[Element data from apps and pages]
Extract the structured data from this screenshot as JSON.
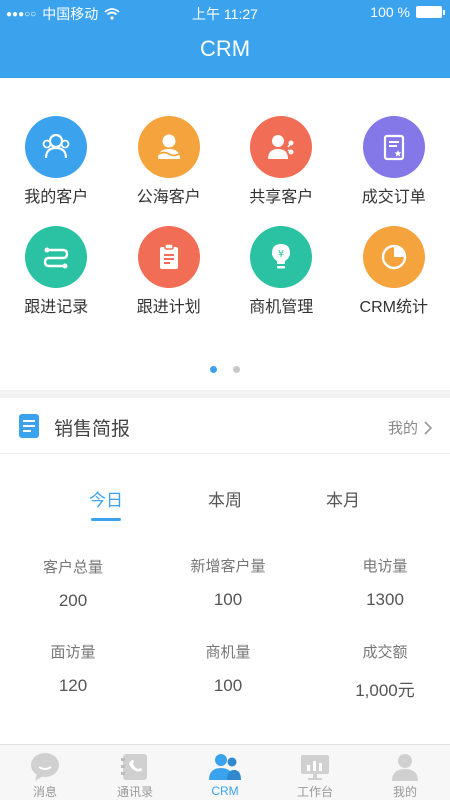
{
  "status_bar": {
    "carrier": "中国移动",
    "time": "上午 11:27",
    "battery": "100 %"
  },
  "header": {
    "title": "CRM"
  },
  "modules": [
    {
      "label": "我的客户",
      "icon": "customers-icon",
      "color": "#3ba3ee"
    },
    {
      "label": "公海客户",
      "icon": "public-customer-icon",
      "color": "#f5a33c"
    },
    {
      "label": "共享客户",
      "icon": "shared-customer-icon",
      "color": "#f26d55"
    },
    {
      "label": "成交订单",
      "icon": "order-icon",
      "color": "#8478e8"
    },
    {
      "label": "跟进记录",
      "icon": "follow-record-icon",
      "color": "#2bc2a3"
    },
    {
      "label": "跟进计划",
      "icon": "follow-plan-icon",
      "color": "#f26d55"
    },
    {
      "label": "商机管理",
      "icon": "lightbulb-icon",
      "color": "#2bc2a3"
    },
    {
      "label": "CRM统计",
      "icon": "pie-chart-icon",
      "color": "#f5a33c"
    }
  ],
  "sales_report": {
    "title": "销售简报",
    "filter": "我的",
    "tabs": [
      "今日",
      "本周",
      "本月"
    ],
    "active_tab": "今日",
    "stats": [
      {
        "label": "客户总量",
        "value": "200"
      },
      {
        "label": "新增客户量",
        "value": "100"
      },
      {
        "label": "电访量",
        "value": "1300"
      },
      {
        "label": "面访量",
        "value": "120"
      },
      {
        "label": "商机量",
        "value": "100"
      },
      {
        "label": "成交额",
        "value": "1,000元"
      }
    ]
  },
  "tab_bar": [
    {
      "label": "消息",
      "icon": "message-icon"
    },
    {
      "label": "通讯录",
      "icon": "contacts-icon"
    },
    {
      "label": "CRM",
      "icon": "crm-icon",
      "active": true
    },
    {
      "label": "工作台",
      "icon": "workbench-icon"
    },
    {
      "label": "我的",
      "icon": "profile-icon"
    }
  ],
  "colors": {
    "accent": "#3ba3ee",
    "inactive": "#999999"
  }
}
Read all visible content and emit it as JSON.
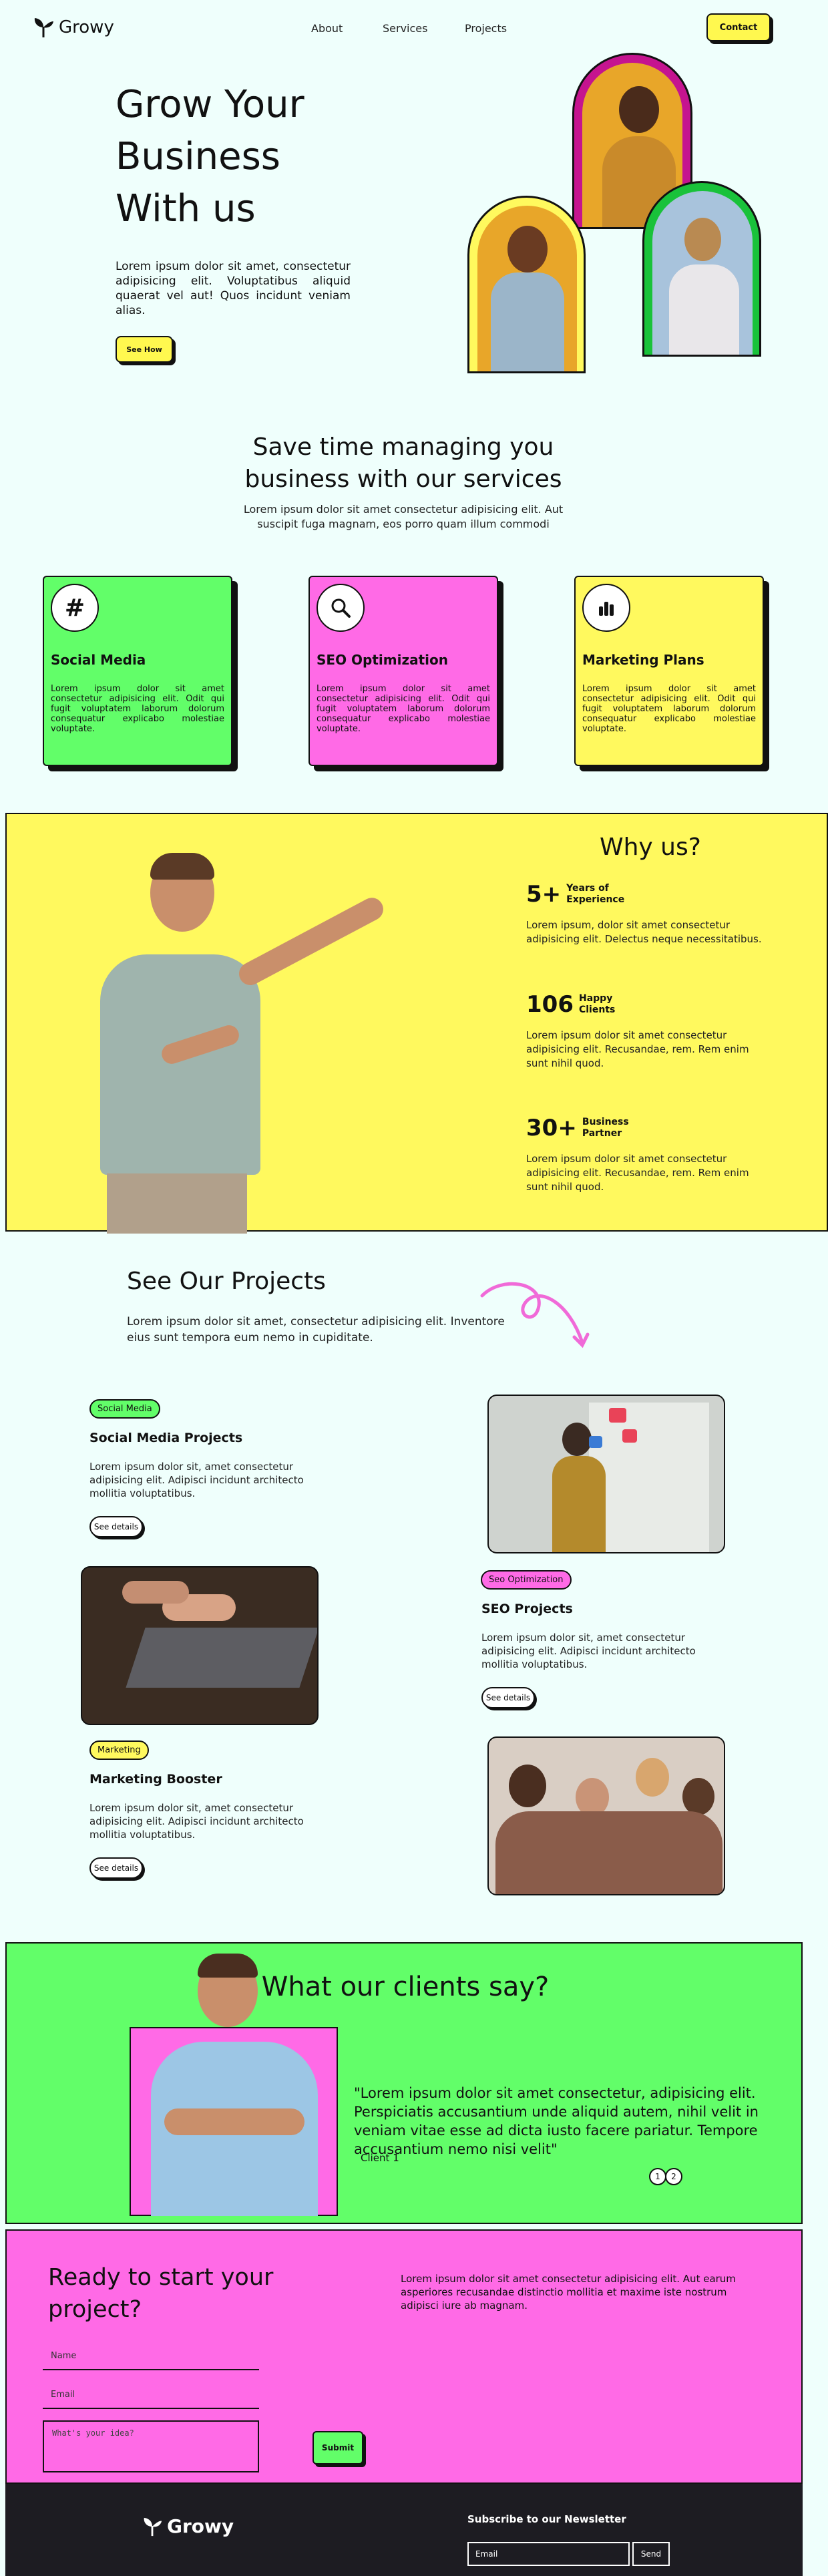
{
  "nav": {
    "brand": "Growy",
    "links": [
      "About",
      "Services",
      "Projects"
    ],
    "cta": "Contact"
  },
  "hero": {
    "title_lines": [
      "Grow Your",
      "Business",
      "With us"
    ],
    "text": "Lorem ipsum dolor sit amet, consectetur adipisicing elit. Voluptatibus aliquid quaerat vel aut! Quos incidunt veniam alias.",
    "button": "See How"
  },
  "services": {
    "title_lines": [
      "Save time managing you",
      "business with our services"
    ],
    "subtitle_lines": [
      "Lorem ipsum dolor sit amet consectetur adipisicing elit. Aut",
      "suscipit fuga magnam, eos porro quam illum commodi"
    ],
    "cards": [
      {
        "title": "Social Media",
        "icon": "hashtag-icon",
        "glyph": "#",
        "color": "#62fe69",
        "text": "Lorem ipsum dolor sit amet consectetur adipisicing elit. Odit qui fugit voluptatem laborum dolorum consequatur explicabo molestiae voluptate."
      },
      {
        "title": "SEO Optimization",
        "icon": "search-icon",
        "glyph": "⌕",
        "color": "#ff6ae6",
        "text": "Lorem ipsum dolor sit amet consectetur adipisicing elit. Odit qui fugit voluptatem laborum dolorum consequatur explicabo molestiae voluptate."
      },
      {
        "title": "Marketing Plans",
        "icon": "bar-chart-icon",
        "glyph": "▮",
        "color": "#fff95e",
        "text": "Lorem ipsum dolor sit amet consectetur adipisicing elit. Odit qui fugit voluptatem laborum dolorum consequatur explicabo molestiae voluptate."
      }
    ]
  },
  "why": {
    "title": "Why us?",
    "stats": [
      {
        "num": "5+",
        "label_lines": [
          "Years of",
          "Experience"
        ],
        "text": "Lorem ipsum, dolor sit amet consectetur adipisicing elit. Delectus neque necessitatibus."
      },
      {
        "num": "106",
        "label_lines": [
          "Happy",
          "Clients"
        ],
        "text": "Lorem ipsum dolor sit amet consectetur adipisicing elit. Recusandae, rem. Rem enim sunt nihil quod."
      },
      {
        "num": "30+",
        "label_lines": [
          "Business",
          "Partner"
        ],
        "text": "Lorem ipsum dolor sit amet consectetur adipisicing elit. Recusandae, rem. Rem enim sunt nihil quod."
      }
    ]
  },
  "projects": {
    "title": "See Our Projects",
    "subtitle": "Lorem ipsum dolor sit amet, consectetur adipisicing elit. Inventore eius sunt tempora eum nemo in cupiditate.",
    "details_label": "See details",
    "items": [
      {
        "badge": "Social Media",
        "badge_color": "#62fe69",
        "title": "Social Media Projects",
        "text": "Lorem ipsum dolor sit, amet consectetur adipisicing elit. Adipisci incidunt architecto mollitia voluptatibus."
      },
      {
        "badge": "Seo Optimization",
        "badge_color": "#ff6ae6",
        "title": "SEO Projects",
        "text": "Lorem ipsum dolor sit, amet consectetur adipisicing elit. Adipisci incidunt architecto mollitia voluptatibus."
      },
      {
        "badge": "Marketing",
        "badge_color": "#fff95e",
        "title": "Marketing Booster",
        "text": "Lorem ipsum dolor sit, amet consectetur adipisicing elit. Adipisci incidunt architecto mollitia voluptatibus."
      }
    ]
  },
  "testimonial": {
    "title": "What our clients say?",
    "quote": "\"Lorem ipsum dolor sit amet consectetur, adipisicing elit. Perspiciatis accusantium unde aliquid autem, nihil velit in veniam vitae esse ad dicta iusto facere pariatur. Tempore accusantium nemo nisi velit\"",
    "client": "Client 1",
    "pages": [
      "1",
      "2"
    ]
  },
  "contact": {
    "title_lines": [
      "Ready to start your",
      "project?"
    ],
    "text": "Lorem ipsum dolor sit amet consectetur adipisicing elit. Aut earum asperiores recusandae distinctio mollitia et maxime iste nostrum adipisci iure ab magnam.",
    "name_placeholder": "Name",
    "email_placeholder": "Email",
    "idea_placeholder": "What's your idea?",
    "submit": "Submit"
  },
  "footer": {
    "brand": "Growy",
    "newsletter_title": "Subscribe to our Newsletter",
    "email_placeholder": "Email",
    "send": "Send"
  },
  "colors": {
    "green": "#62fe69",
    "pink": "#ff6ae6",
    "yellow": "#fff95e",
    "dark": "#1d1c22",
    "background": "#effffc"
  }
}
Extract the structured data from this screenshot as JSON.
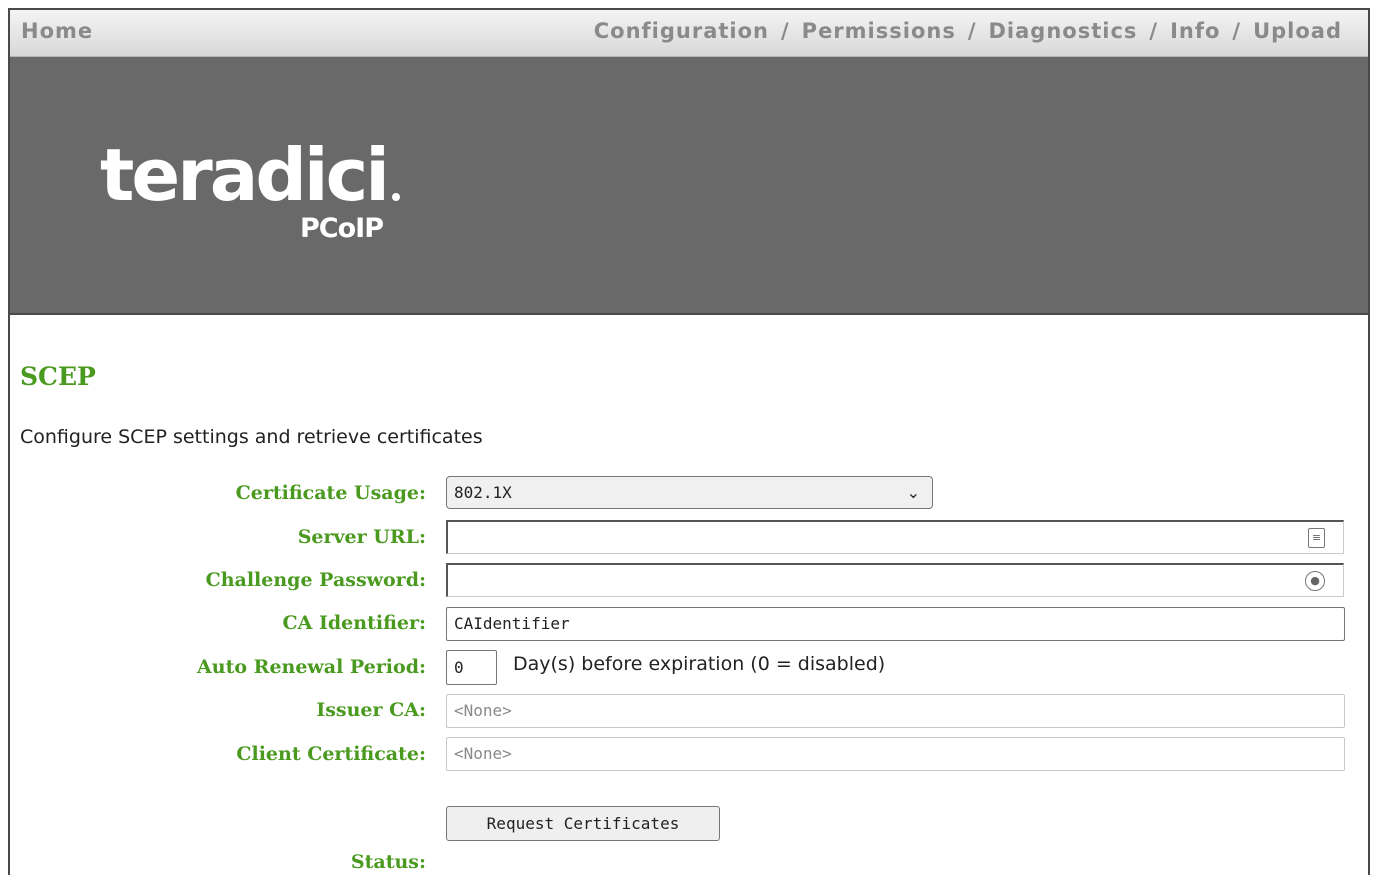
{
  "nav": {
    "home": "Home",
    "items": [
      "Configuration",
      "Permissions",
      "Diagnostics",
      "Info",
      "Upload"
    ],
    "separator": "/"
  },
  "banner": {
    "logo_word": "teradici",
    "logo_sub": "PCoIP"
  },
  "page": {
    "title": "SCEP",
    "subtitle": "Configure SCEP settings and retrieve certificates"
  },
  "form": {
    "certificate_usage": {
      "label": "Certificate Usage:",
      "value": "802.1X"
    },
    "server_url": {
      "label": "Server URL:",
      "value": ""
    },
    "challenge_password": {
      "label": "Challenge Password:",
      "value": ""
    },
    "ca_identifier": {
      "label": "CA Identifier:",
      "value": "CAIdentifier"
    },
    "auto_renewal": {
      "label": "Auto Renewal Period:",
      "value": "0",
      "note": "Day(s) before expiration (0 = disabled)"
    },
    "issuer_ca": {
      "label": "Issuer CA:",
      "value": "<None>"
    },
    "client_certificate": {
      "label": "Client Certificate:",
      "value": "<None>"
    },
    "request_button": "Request Certificates",
    "status": {
      "label": "Status:",
      "value": ""
    }
  },
  "colors": {
    "accent_green": "#4a9a1f",
    "banner_gray": "#696969"
  },
  "icons": {
    "server_url_field": "contact-card-icon",
    "password_field": "key-icon",
    "select_chevron": "chevron-down-icon"
  }
}
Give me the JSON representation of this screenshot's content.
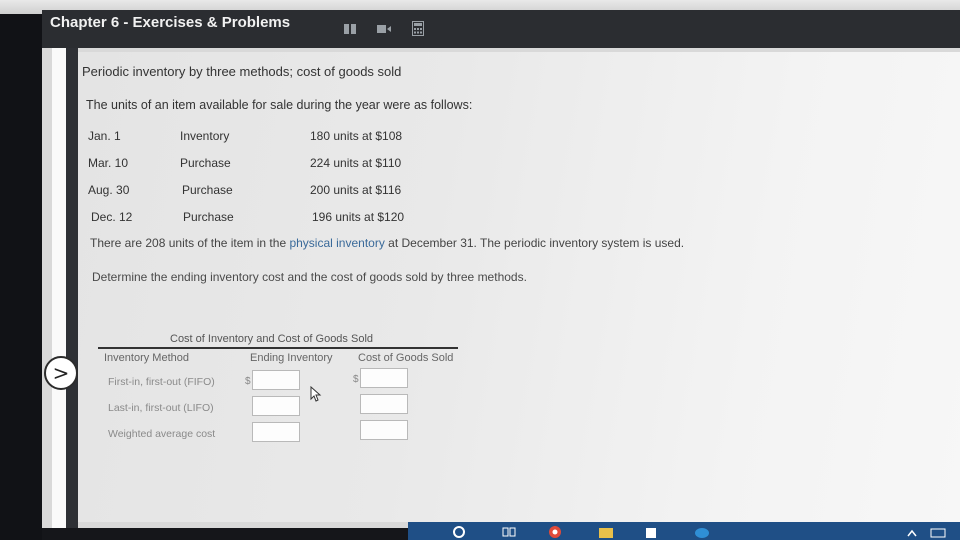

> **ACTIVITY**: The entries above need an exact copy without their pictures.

> **OUTPUT OF THE EXERCISE**:
Extract the structured data from this screenshot as JSON.
{
  "status_bar": {
    "carrier": "中国移动",
    "time": "上午 11:27",
    "battery": "100 %"
  },
  "header": {
    "title": "CRM"
  },
  "modules": [
    {
      "label": "我的客户",
      "icon": "customers-icon",
      "color": "#3ba3ee"
    },
    {
      "label": "公海客户",
      "icon": "public-customer-icon",
      "color": "#f5a33c"
    },
    {
      "label": "共享客户",
      "icon": "shared-customer-icon",
      "color": "#f26d55"
    },
    {
      "label": "成交订单",
      "icon": "order-icon",
      "color": "#8478e8"
    },
    {
      "label": "跟进记录",
      "icon": "follow-record-icon",
      "color": "#2bc2a3"
    },
    {
      "label": "跟进计划",
      "icon": "follow-plan-icon",
      "color": "#f26d55"
    },
    {
      "label": "商机管理",
      "icon": "lightbulb-icon",
      "color": "#2bc2a3"
    },
    {
      "label": "CRM统计",
      "icon": "pie-chart-icon",
      "color": "#f5a33c"
    }
  ],
  "sales_report": {
    "title": "销售简报",
    "filter": "我的",
    "tabs": [
      "今日",
      "本周",
      "本月"
    ],
    "active_tab": "今日",
    "stats": [
      {
        "label": "客户总量",
        "value": "200"
      },
      {
        "label": "新增客户量",
        "value": "100"
      },
      {
        "label": "电访量",
        "value": "1300"
      },
      {
        "label": "面访量",
        "value": "120"
      },
      {
        "label": "商机量",
        "value": "100"
      },
      {
        "label": "成交额",
        "value": "1,000元"
      }
    ]
  },
  "tab_bar": [
    {
      "label": "消息",
      "icon": "message-icon"
    },
    {
      "label": "通讯录",
      "icon": "contacts-icon"
    },
    {
      "label": "CRM",
      "icon": "crm-icon",
      "active": true
    },
    {
      "label": "工作台",
      "icon": "workbench-icon"
    },
    {
      "label": "我的",
      "icon": "profile-icon"
    }
  ],
  "colors": {
    "accent": "#3ba3ee",
    "inactive": "#999999"
  }
}
Read all visible content and emit it as JSON.
{
  "nav": {
    "brand": "Growy",
    "links": [
      "About",
      "Services",
      "Projects"
    ],
    "cta": "Contact"
  },
  "hero": {
    "title_lines": [
      "Grow Your",
      "Business",
      "With us"
    ],
    "text": "Lorem ipsum dolor sit amet, consectetur adipisicing elit. Voluptatibus aliquid quaerat vel aut! Quos incidunt veniam alias.",
    "button": "See How"
  },
  "services": {
    "title_lines": [
      "Save time managing you",
      "business with our services"
    ],
    "subtitle_lines": [
      "Lorem ipsum dolor sit amet consectetur adipisicing elit. Aut",
      "suscipit fuga magnam, eos porro quam illum commodi"
    ],
    "cards": [
      {
        "title": "Social Media",
        "icon": "hashtag-icon",
        "glyph": "#",
        "color": "#62fe69",
        "text": "Lorem ipsum dolor sit amet consectetur adipisicing elit. Odit qui fugit voluptatem laborum dolorum consequatur explicabo molestiae voluptate."
      },
      {
        "title": "SEO Optimization",
        "icon": "search-icon",
        "glyph": "⌕",
        "color": "#ff6ae6",
        "text": "Lorem ipsum dolor sit amet consectetur adipisicing elit. Odit qui fugit voluptatem laborum dolorum consequatur explicabo molestiae voluptate."
      },
      {
        "title": "Marketing Plans",
        "icon": "bar-chart-icon",
        "glyph": "▮",
        "color": "#fff95e",
        "text": "Lorem ipsum dolor sit amet consectetur adipisicing elit. Odit qui fugit voluptatem laborum dolorum consequatur explicabo molestiae voluptate."
      }
    ]
  },
  "why": {
    "title": "Why us?",
    "stats": [
      {
        "num": "5+",
        "label_lines": [
          "Years of",
          "Experience"
        ],
        "text": "Lorem ipsum, dolor sit amet consectetur adipisicing elit. Delectus neque necessitatibus."
      },
      {
        "num": "106",
        "label_lines": [
          "Happy",
          "Clients"
        ],
        "text": "Lorem ipsum dolor sit amet consectetur adipisicing elit. Recusandae, rem. Rem enim sunt nihil quod."
      },
      {
        "num": "30+",
        "label_lines": [
          "Business",
          "Partner"
        ],
        "text": "Lorem ipsum dolor sit amet consectetur adipisicing elit. Recusandae, rem. Rem enim sunt nihil quod."
      }
    ]
  },
  "projects": {
    "title": "See Our Projects",
    "subtitle": "Lorem ipsum dolor sit amet, consectetur adipisicing elit. Inventore eius sunt tempora eum nemo in cupiditate.",
    "details_label": "See details",
    "items": [
      {
        "badge": "Social Media",
        "badge_color": "#62fe69",
        "title": "Social Media Projects",
        "text": "Lorem ipsum dolor sit, amet consectetur adipisicing elit. Adipisci incidunt architecto mollitia voluptatibus."
      },
      {
        "badge": "Seo Optimization",
        "badge_color": "#ff6ae6",
        "title": "SEO Projects",
        "text": "Lorem ipsum dolor sit, amet consectetur adipisicing elit. Adipisci incidunt architecto mollitia voluptatibus."
      },
      {
        "badge": "Marketing",
        "badge_color": "#fff95e",
        "title": "Marketing Booster",
        "text": "Lorem ipsum dolor sit, amet consectetur adipisicing elit. Adipisci incidunt architecto mollitia voluptatibus."
      }
    ]
  },
  "testimonial": {
    "title": "What our clients say?",
    "quote": "\"Lorem ipsum dolor sit amet consectetur, adipisicing elit. Perspiciatis accusantium unde aliquid autem, nihil velit in veniam vitae esse ad dicta iusto facere pariatur. Tempore accusantium nemo nisi velit\"",
    "client": "Client 1",
    "pages": [
      "1",
      "2"
    ]
  },
  "contact": {
    "title_lines": [
      "Ready to start your",
      "project?"
    ],
    "text": "Lorem ipsum dolor sit amet consectetur adipisicing elit. Aut earum asperiores recusandae distinctio mollitia et maxime iste nostrum adipisci iure ab magnam.",
    "name_placeholder": "Name",
    "email_placeholder": "Email",
    "idea_placeholder": "What's your idea?",
    "submit": "Submit"
  },
  "footer": {
    "brand": "Growy",
    "newsletter_title": "Subscribe to our Newsletter",
    "email_placeholder": "Email",
    "send": "Send"
  },
  "colors": {
    "green": "#62fe69",
    "pink": "#ff6ae6",
    "yellow": "#fff95e",
    "dark": "#1d1c22",
    "background": "#effffc"
  }
}
Extract the structured data from this screenshot as JSON.
{
  "nav": {
    "home": "Home",
    "items": [
      "Configuration",
      "Permissions",
      "Diagnostics",
      "Info",
      "Upload"
    ],
    "separator": "/"
  },
  "banner": {
    "logo_word": "teradici",
    "logo_sub": "PCoIP"
  },
  "page": {
    "title": "SCEP",
    "subtitle": "Configure SCEP settings and retrieve certificates"
  },
  "form": {
    "certificate_usage": {
      "label": "Certificate Usage:",
      "value": "802.1X"
    },
    "server_url": {
      "label": "Server URL:",
      "value": ""
    },
    "challenge_password": {
      "label": "Challenge Password:",
      "value": ""
    },
    "ca_identifier": {
      "label": "CA Identifier:",
      "value": "CAIdentifier"
    },
    "auto_renewal": {
      "label": "Auto Renewal Period:",
      "value": "0",
      "note": "Day(s) before expiration (0 = disabled)"
    },
    "issuer_ca": {
      "label": "Issuer CA:",
      "value": "<None>"
    },
    "client_certificate": {
      "label": "Client Certificate:",
      "value": "<None>"
    },
    "request_button": "Request Certificates",
    "status": {
      "label": "Status:",
      "value": ""
    }
  },
  "colors": {
    "accent_green": "#4a9a1f",
    "banner_gray": "#696969"
  },
  "icons": {
    "server_url_field": "contact-card-icon",
    "password_field": "key-icon",
    "select_chevron": "chevron-down-icon"
  }
}
Give me the JSON representation of this screenshot's content.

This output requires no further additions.